Commonly used adaptive algorithms which determine the coefficients of a finite impulse response feed-forward filter in an active noise control application, as the filtered reference least mean squares algorithm, are not performing well when the sound source is non-stationary. A multiple input and multiple output Kalman algorithm potentially has a much better tracking performance, but has a few disadvantages, such as a high calculation complexity and the potential build-up of round-off errors. To overcome these problems a multi-channel Kalman algorithm is presented in fast-array form. The performance of this algorithm was tested in simulations and gives promising results for non-stationary sources, as long as the velocity of the sound source is relatively low. When the sound source has a higher velocity, the Doppler effect plays a significant role on the sound waves, giving a reduction in performance of the algorithm. Also the performance of the Kalman algorithm was validated in a real-time experiment. When the state space equations are rewritten, so the estimated impulse response of the secondary path is equal to a finite impulse response filter, the algorithm shows a comparable rate of convergence in experiments and simulations.

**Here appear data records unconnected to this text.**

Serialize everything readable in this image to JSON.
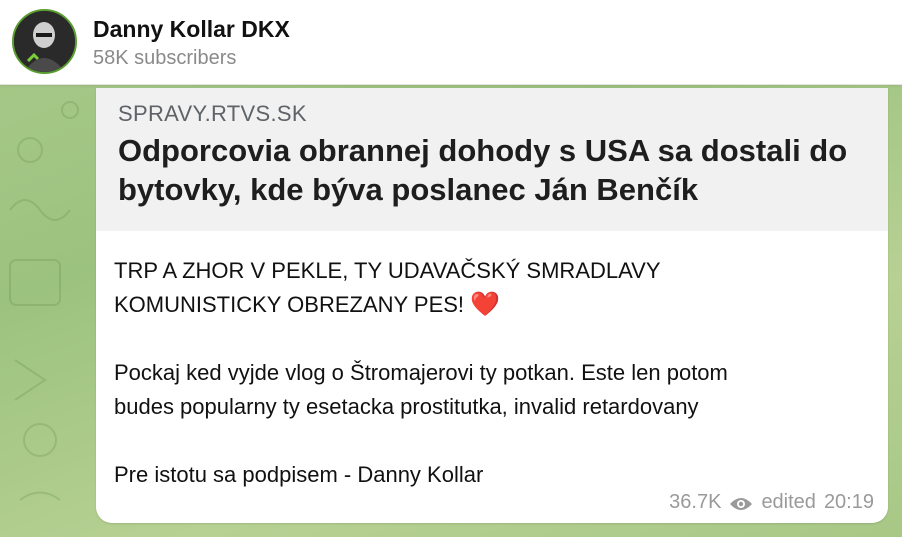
{
  "header": {
    "channel_name": "Danny Kollar DKX",
    "subscribers": "58K subscribers"
  },
  "preview": {
    "site": "SPRAVY.RTVS.SK",
    "title": "Odporcovia obrannej dohody s USA sa dostali do bytovky, kde býva poslanec Ján Benčík"
  },
  "message": {
    "line1": "TRP A ZHOR V PEKLE, TY UDAVAČSKÝ SMRADLAVY",
    "line2": "KOMUNISTICKY OBREZANY PES!",
    "heart": "❤️",
    "line3": "Pockaj ked vyjde vlog o Štromajerovi ty potkan. Este len potom",
    "line4": "budes popularny ty esetacka prostitutka, invalid retardovany",
    "line5": "Pre istotu sa podpisem - Danny Kollar"
  },
  "meta": {
    "views": "36.7K",
    "edited": "edited",
    "time": "20:19"
  },
  "icons": {
    "views": "eye-icon",
    "avatar": "avatar"
  },
  "colors": {
    "background": "#a9c98a",
    "avatar_ring": "#5a9e2f",
    "heart": "#e0142b"
  }
}
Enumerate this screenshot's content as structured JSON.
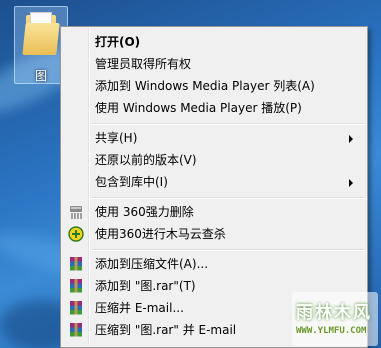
{
  "desktop": {
    "folder_label": "图"
  },
  "menu": {
    "items": [
      {
        "label": "打开(O)",
        "bold": true
      },
      {
        "label": "管理员取得所有权"
      },
      {
        "label": "添加到 Windows Media Player 列表(A)"
      },
      {
        "label": "使用 Windows Media Player 播放(P)"
      },
      {
        "label": "共享(H)",
        "submenu": true
      },
      {
        "label": "还原以前的版本(V)"
      },
      {
        "label": "包含到库中(I)",
        "submenu": true
      },
      {
        "label": "使用 360强力删除",
        "icon": "shredder-icon"
      },
      {
        "label": "使用360进行木马云查杀",
        "icon": "360-scan-icon"
      },
      {
        "label": "添加到压缩文件(A)...",
        "icon": "winrar-icon"
      },
      {
        "label": "添加到 \"图.rar\"(T)",
        "icon": "winrar-icon"
      },
      {
        "label": "压缩并 E-mail...",
        "icon": "winrar-icon"
      },
      {
        "label": "压缩到 \"图.rar\" 并 E-mail",
        "icon": "winrar-icon"
      }
    ]
  },
  "watermark": {
    "title": "雨林木风",
    "url": "WWW.YLMFU.COM"
  },
  "colors": {
    "menu_bg": "#f0f0f0",
    "menu_border": "#979797",
    "desktop_blue": "#2a74c2"
  }
}
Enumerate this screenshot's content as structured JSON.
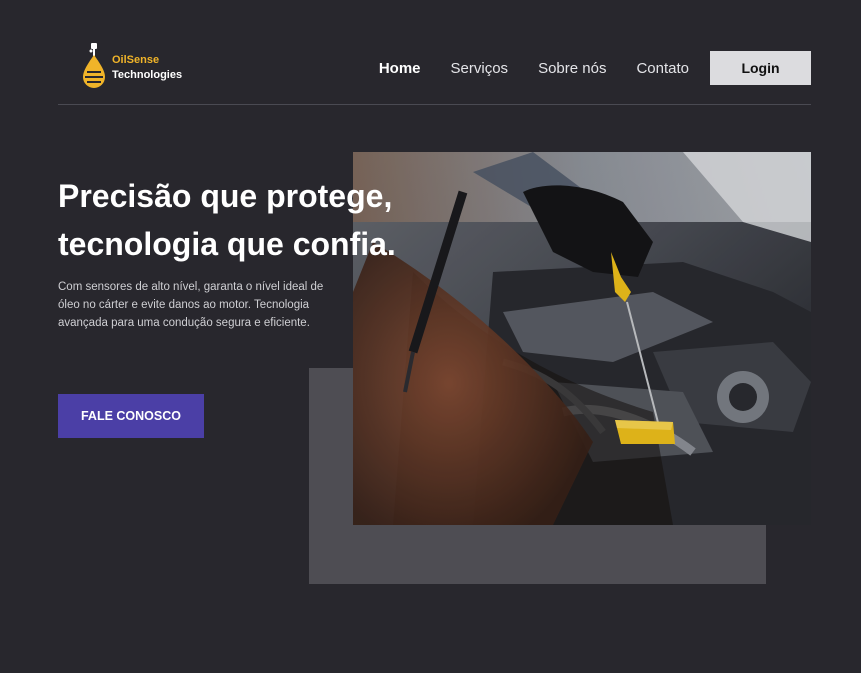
{
  "logo": {
    "line1": "OilSense",
    "line2": "Technologies",
    "icon": "oil-drop-icon",
    "accent": "#f0b429"
  },
  "nav": {
    "links": [
      {
        "label": "Home",
        "active": true
      },
      {
        "label": "Serviços",
        "active": false
      },
      {
        "label": "Sobre nós",
        "active": false
      },
      {
        "label": "Contato",
        "active": false
      }
    ],
    "login_label": "Login"
  },
  "hero": {
    "title_line1": "Precisão que protege,",
    "title_line2": "tecnologia que confia.",
    "description": "Com sensores de alto nível, garanta o nível ideal de óleo no cárter e evite danos ao motor. Tecnologia avançada para uma condução segura e eficiente.",
    "cta_label": "FALE CONOSCO",
    "image": "mechanic-checking-engine-oil-dipstick"
  },
  "colors": {
    "background": "#28272d",
    "cta": "#4b3fa6",
    "accent": "#f0b429",
    "block": "#4e4d53"
  }
}
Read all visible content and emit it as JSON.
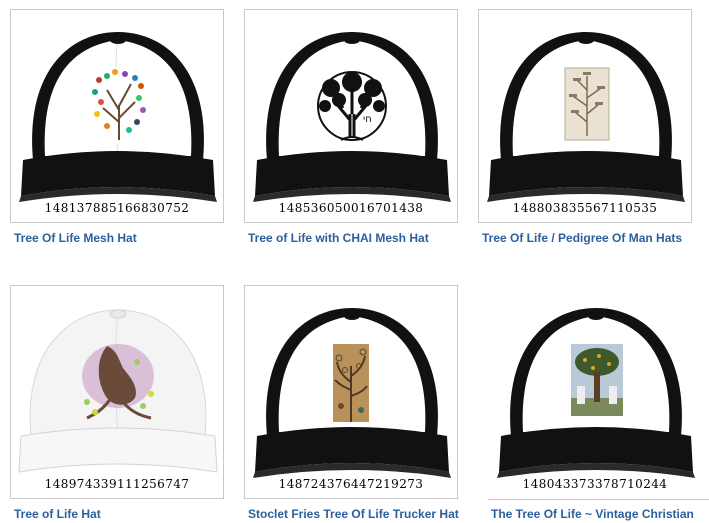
{
  "products": [
    {
      "id": "148137885166830752",
      "title": "Tree Of Life Mesh Hat",
      "hat": "black-trucker",
      "art": "colorful-tree-chart"
    },
    {
      "id": "148536050016701438",
      "title": "Tree of Life with CHAI Mesh Hat",
      "hat": "black-trucker",
      "art": "circular-tree-chai"
    },
    {
      "id": "148803835567110535",
      "title": "Tree Of Life / Pedigree Of Man Hats",
      "hat": "black-trucker",
      "art": "pedigree-chart"
    },
    {
      "id": "148974339111256747",
      "title": "Tree of Life Hat",
      "hat": "white-cap",
      "art": "woman-tree-figure"
    },
    {
      "id": "148724376447219273",
      "title": "Stoclet Fries Tree Of Life Trucker Hat",
      "hat": "black-trucker",
      "art": "klimt-tree"
    },
    {
      "id": "148043373378710244",
      "title": "The Tree Of Life ~ Vintage Christian",
      "hat": "black-trucker",
      "art": "vintage-christian-tree"
    }
  ],
  "colors": {
    "link": "#2c5f9e",
    "border": "#c9c9c9",
    "hat_black": "#111111"
  }
}
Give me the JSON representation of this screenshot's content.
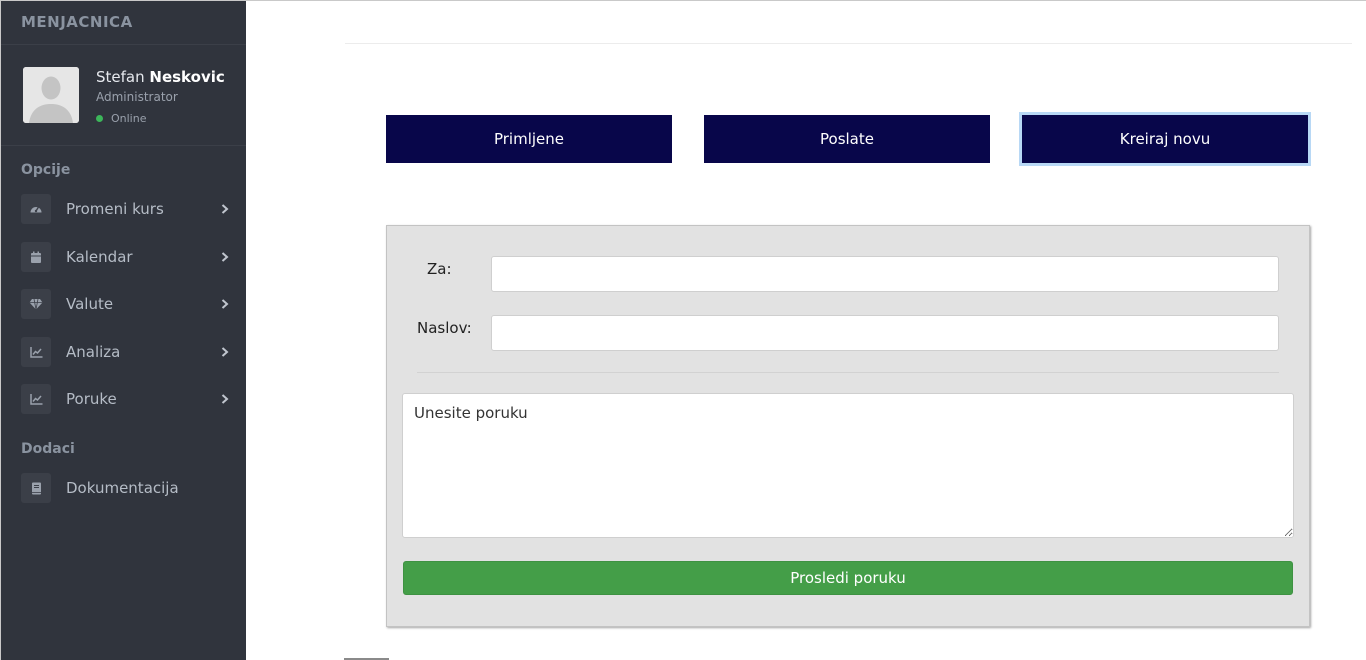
{
  "sidebar": {
    "brand": "MENJACNICA",
    "user": {
      "first_name": "Stefan",
      "last_name": "Neskovic",
      "role": "Administrator",
      "status": "Online"
    },
    "section_options": "Opcije",
    "menu": [
      {
        "label": "Promeni kurs",
        "icon": "dashboard-icon"
      },
      {
        "label": "Kalendar",
        "icon": "calendar-icon"
      },
      {
        "label": "Valute",
        "icon": "diamond-icon"
      },
      {
        "label": "Analiza",
        "icon": "chart-icon"
      },
      {
        "label": "Poruke",
        "icon": "chart-icon"
      }
    ],
    "section_extras": "Dodaci",
    "extras": [
      {
        "label": "Dokumentacija",
        "icon": "book-icon"
      }
    ]
  },
  "tabs": [
    {
      "label": "Primljene"
    },
    {
      "label": "Poslate"
    },
    {
      "label": "Kreiraj novu",
      "active": true
    }
  ],
  "form": {
    "to_label": "Za:",
    "to_value": "",
    "subject_label": "Naslov:",
    "subject_value": "",
    "message_placeholder": "Unesite poruku",
    "send_label": "Prosledi poruku"
  },
  "colors": {
    "sidebar_bg": "#30343d",
    "tab_bg": "#08064a",
    "send_bg": "#449e48",
    "panel_bg": "#e2e2e2",
    "status_online": "#3cb65a"
  }
}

|Publisher||The Institute of Noise Control Engineering of the USA|
- Kalman filtering
- Adaptive algorithms
- Active noise control